Several “Just Words?” visiting speakers have long been using language to change the world. Feminist pioneer Robin Morgan (co-founder, with Gloria Steinem and Jane Fonda, of the Women’s Media Center) “was starting consciousness-raising groups in the ’60s,” says Brison.

On May 1, Morgan will be giving a talk on “Who Pays for Free Speech?” and then moderating a panel with a newer generation of writers and social critics, including Soraya Chemaly, Zerlina Maxwell, and Hannah Giorgis ’13, who are using the Web to create new tools of activism—and combating the ways social media platforms can facilitate the use of hate speech. The discussion will take place at 3:30 p.m.

Image removed.Singer-songwriter and activist Toshi Reagon will end the series with a performance and talk about music and social justice on May 19. (Photo by Sharon Farmer)

Other events in the series:

  • Friday, April 17, legal scholar Kimberlé Crenshaw, who coined the term “intersectionality” in the late 1980s to help describe how categories of identity—race, gender, sexual orientation—overlap with and influence each other, will be speaking at 3:30 p.m.
  • Wednesday, April 22, Brittney Cooper, co-founder of the Crunk Feminist Collective and an assistant professor of Gender Studies and Africana Studies at Rutgers University, will be speaking at 5 p.m.
  • Wednesday, May 19, singer-songwriter and activist Toshi Reagon, the daughter of Sweet Honey in the Rock founder Bernice Johnson Reagon, will end the series with a performance and talk about music and social justice at 4 p.m.

The public lecture series is being organized in conjunction with a faculty research seminar and a parallel undergraduate course, “Women’s and Gender Studies 96.” The 25 faculty, staff, and student fellows participating in the seminar will read the work of the visiting speakers, attend the public lectures, and meet over meals for intensive discussion with the visitors. In addition, the students in “WGST 96” meet weekly with GRID Postdoctoral Fellow Brianne Gallagher, who has organized the seminar series with Brison over the past nine months. Students and faculty will collaborate to produce articles for publication on the theme of the seminar.

“This has been an incredible collaboration between the Gender Research Institute and the women’s and gender studies program,” says GRID Director Annabel Martín, an associate professor of Spanish, comparative literature, and women’s and gender studies. “GRID is very pleased to be able to offer a course that translates the rigor of the classroom into an example of what experiential learning can be when you mix our talented and engaged students with internationally distinguished scholar-activists and Dartmouth faculty and staff fellows. It’s horizontal learning at its best and a model that is unique to our campus.”
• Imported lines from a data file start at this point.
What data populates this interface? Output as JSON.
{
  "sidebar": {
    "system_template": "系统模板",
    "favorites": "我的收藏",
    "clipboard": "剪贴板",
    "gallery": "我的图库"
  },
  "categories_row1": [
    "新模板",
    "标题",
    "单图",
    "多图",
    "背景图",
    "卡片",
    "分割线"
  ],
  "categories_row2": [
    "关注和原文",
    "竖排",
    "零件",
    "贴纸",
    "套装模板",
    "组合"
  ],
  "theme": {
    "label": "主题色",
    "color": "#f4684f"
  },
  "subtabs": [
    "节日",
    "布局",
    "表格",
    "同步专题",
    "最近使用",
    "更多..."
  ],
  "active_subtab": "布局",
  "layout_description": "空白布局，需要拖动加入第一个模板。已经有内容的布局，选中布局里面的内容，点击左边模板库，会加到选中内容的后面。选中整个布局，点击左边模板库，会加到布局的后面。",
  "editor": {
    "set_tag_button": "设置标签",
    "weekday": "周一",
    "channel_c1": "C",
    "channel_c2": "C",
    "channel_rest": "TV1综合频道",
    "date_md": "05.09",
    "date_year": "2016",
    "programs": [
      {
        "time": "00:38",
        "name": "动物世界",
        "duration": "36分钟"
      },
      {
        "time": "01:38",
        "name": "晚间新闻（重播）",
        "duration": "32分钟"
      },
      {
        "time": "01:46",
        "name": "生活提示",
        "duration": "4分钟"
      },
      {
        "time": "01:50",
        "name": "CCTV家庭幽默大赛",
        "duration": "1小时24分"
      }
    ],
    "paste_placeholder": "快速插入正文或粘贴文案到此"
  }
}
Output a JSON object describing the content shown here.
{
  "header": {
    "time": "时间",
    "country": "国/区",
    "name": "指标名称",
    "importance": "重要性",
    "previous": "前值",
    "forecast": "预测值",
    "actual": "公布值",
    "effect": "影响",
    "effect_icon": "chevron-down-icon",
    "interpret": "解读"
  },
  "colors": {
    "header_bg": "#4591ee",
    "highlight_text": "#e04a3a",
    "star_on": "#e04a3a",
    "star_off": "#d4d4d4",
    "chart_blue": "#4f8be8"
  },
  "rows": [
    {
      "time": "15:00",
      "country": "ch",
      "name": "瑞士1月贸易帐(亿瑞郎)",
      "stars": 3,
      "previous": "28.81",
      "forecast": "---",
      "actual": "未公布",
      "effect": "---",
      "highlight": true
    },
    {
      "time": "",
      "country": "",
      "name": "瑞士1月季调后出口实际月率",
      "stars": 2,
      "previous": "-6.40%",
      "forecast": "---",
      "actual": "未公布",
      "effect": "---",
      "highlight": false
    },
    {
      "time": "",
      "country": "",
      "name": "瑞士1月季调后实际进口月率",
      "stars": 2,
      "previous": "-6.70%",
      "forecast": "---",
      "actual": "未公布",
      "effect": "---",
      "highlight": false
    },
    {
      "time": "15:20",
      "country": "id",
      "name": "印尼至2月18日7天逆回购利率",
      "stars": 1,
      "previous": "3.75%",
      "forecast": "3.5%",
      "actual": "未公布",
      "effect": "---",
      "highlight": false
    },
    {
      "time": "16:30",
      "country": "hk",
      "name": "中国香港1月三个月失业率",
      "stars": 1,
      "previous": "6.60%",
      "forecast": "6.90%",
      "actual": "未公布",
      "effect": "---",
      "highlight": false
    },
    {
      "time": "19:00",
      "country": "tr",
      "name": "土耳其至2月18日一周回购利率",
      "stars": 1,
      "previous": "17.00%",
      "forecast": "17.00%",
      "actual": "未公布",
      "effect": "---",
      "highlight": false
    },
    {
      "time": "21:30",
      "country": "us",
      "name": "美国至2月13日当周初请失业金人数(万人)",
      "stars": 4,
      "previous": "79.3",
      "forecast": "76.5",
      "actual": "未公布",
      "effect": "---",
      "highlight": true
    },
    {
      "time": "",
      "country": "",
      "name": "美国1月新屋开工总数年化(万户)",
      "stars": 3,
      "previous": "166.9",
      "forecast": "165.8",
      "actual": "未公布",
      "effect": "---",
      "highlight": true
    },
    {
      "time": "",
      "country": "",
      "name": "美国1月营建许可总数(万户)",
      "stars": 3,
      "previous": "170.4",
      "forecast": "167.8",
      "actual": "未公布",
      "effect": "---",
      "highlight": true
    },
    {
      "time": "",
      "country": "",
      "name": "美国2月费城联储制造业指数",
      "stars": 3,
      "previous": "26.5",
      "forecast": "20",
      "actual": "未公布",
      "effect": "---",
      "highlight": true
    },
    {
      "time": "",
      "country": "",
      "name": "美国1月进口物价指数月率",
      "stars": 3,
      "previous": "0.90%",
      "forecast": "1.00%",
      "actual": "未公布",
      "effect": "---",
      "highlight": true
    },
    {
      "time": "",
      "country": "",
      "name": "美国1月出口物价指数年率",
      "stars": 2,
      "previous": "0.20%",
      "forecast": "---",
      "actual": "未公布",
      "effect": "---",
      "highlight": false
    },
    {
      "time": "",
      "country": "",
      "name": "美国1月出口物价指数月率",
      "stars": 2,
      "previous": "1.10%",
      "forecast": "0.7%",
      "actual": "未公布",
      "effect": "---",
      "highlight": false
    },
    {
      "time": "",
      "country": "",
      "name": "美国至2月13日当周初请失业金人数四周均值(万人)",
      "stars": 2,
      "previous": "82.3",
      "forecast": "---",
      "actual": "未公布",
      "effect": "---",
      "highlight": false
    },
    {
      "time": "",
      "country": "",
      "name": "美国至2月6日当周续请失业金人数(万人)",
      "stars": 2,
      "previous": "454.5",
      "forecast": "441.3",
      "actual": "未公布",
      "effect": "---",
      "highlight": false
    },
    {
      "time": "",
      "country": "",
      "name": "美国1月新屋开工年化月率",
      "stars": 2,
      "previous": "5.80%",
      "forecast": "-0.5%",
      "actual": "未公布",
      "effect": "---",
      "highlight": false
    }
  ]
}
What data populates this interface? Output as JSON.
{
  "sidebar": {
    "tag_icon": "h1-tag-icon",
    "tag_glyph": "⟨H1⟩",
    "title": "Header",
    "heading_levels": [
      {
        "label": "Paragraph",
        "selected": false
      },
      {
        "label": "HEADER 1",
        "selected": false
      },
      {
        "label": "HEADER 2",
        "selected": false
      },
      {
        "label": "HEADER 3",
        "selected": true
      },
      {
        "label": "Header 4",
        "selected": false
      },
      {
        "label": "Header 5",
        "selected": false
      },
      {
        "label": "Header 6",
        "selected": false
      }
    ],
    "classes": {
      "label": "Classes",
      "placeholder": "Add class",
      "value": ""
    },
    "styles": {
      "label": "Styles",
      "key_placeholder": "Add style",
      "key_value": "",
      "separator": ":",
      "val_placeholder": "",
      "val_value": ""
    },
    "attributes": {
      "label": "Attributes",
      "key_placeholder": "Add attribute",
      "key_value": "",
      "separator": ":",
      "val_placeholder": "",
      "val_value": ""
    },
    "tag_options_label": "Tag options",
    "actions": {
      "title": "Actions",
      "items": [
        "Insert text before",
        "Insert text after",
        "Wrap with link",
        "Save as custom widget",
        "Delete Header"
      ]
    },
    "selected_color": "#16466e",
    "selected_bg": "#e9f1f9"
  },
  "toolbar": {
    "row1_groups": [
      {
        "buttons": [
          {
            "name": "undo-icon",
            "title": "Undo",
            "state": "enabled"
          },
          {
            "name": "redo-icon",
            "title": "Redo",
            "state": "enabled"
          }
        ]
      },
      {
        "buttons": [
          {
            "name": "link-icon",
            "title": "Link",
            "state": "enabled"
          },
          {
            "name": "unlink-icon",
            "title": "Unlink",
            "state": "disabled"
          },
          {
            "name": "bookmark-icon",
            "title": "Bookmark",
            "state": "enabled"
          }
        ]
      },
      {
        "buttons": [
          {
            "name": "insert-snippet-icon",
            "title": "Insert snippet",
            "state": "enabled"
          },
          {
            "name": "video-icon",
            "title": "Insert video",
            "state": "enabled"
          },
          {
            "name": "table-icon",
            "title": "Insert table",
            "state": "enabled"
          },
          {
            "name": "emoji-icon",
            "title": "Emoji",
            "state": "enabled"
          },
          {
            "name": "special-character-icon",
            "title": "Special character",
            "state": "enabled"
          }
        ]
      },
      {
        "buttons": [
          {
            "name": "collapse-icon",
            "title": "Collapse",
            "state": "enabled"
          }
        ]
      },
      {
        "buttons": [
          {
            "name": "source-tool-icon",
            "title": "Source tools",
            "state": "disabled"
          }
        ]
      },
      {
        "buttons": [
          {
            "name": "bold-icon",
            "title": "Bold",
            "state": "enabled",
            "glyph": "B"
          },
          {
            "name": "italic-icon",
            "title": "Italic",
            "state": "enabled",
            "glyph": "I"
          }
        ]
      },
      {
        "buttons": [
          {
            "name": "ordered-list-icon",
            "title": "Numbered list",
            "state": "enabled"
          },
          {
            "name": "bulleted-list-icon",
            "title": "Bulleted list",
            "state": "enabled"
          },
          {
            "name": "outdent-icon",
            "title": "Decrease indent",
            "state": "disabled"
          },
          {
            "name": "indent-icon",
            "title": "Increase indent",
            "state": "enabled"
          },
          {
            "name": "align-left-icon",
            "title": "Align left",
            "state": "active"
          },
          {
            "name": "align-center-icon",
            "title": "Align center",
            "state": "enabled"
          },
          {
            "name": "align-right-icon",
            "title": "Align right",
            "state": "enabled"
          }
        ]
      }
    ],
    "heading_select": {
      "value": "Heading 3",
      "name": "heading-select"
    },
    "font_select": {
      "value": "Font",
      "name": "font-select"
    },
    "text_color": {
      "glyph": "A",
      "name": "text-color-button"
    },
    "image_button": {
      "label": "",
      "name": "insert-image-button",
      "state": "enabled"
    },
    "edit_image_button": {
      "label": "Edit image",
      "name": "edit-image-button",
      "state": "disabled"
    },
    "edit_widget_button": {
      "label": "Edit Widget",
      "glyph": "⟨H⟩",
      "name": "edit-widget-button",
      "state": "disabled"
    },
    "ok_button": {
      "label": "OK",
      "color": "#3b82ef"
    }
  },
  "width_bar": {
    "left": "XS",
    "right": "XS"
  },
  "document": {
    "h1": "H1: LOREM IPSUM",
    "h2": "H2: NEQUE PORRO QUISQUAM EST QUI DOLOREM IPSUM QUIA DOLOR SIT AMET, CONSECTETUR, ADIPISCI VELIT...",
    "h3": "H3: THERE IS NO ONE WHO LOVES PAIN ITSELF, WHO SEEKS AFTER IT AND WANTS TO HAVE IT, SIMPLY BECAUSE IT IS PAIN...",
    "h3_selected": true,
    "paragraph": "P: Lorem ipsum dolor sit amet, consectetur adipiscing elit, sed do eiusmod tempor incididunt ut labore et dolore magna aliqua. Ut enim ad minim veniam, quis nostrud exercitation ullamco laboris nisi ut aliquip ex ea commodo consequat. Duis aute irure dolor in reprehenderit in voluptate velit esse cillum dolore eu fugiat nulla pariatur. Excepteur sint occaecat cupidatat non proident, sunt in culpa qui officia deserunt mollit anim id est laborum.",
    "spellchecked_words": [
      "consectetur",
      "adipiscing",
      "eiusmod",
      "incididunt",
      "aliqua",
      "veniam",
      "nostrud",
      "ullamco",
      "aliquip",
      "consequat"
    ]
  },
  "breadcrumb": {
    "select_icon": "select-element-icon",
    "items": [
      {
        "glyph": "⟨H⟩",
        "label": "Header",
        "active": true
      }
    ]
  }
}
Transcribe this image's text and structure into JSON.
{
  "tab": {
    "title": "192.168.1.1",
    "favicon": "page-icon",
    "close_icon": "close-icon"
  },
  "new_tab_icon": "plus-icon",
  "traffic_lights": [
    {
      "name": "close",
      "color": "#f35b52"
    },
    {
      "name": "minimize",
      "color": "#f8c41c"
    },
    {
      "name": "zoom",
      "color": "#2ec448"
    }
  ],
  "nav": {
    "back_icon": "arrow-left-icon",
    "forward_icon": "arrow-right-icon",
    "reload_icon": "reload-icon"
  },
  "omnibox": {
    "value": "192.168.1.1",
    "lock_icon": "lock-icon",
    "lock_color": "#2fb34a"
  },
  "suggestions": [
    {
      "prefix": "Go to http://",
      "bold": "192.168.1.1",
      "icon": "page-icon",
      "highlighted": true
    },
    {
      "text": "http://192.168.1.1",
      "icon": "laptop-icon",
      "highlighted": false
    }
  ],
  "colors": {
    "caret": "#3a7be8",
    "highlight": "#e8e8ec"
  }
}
Of the model of including faculty and students in the research endeavor, Brison says, “It’s really helpful to have the intergenerational dialogue. It’s important for the faculty of my generation to know what the next generation is thinking, and it’s also important for students to know the history of discussion of these issues.”

This year’s lecture series also coincides with the new, multidisciplinary “#BlackLivesMatter” course being offered this term, co-taught by nearly 20 faculty members across a dozen departments, including Martín. Students participating in that course will be encouraged to attend as many of the “Just Words?” events as they can.

“Just Words?” is the third annual GRID spring seminar. Past years have brought prominent scholars and activists to campus, including Cornel West, Angela Davis, Amy Goodman, Noam Chomsky, and many more. Visit the GRID website for an up-to-date schedule of this year’s events.

Hannah Silverstein, MALS '09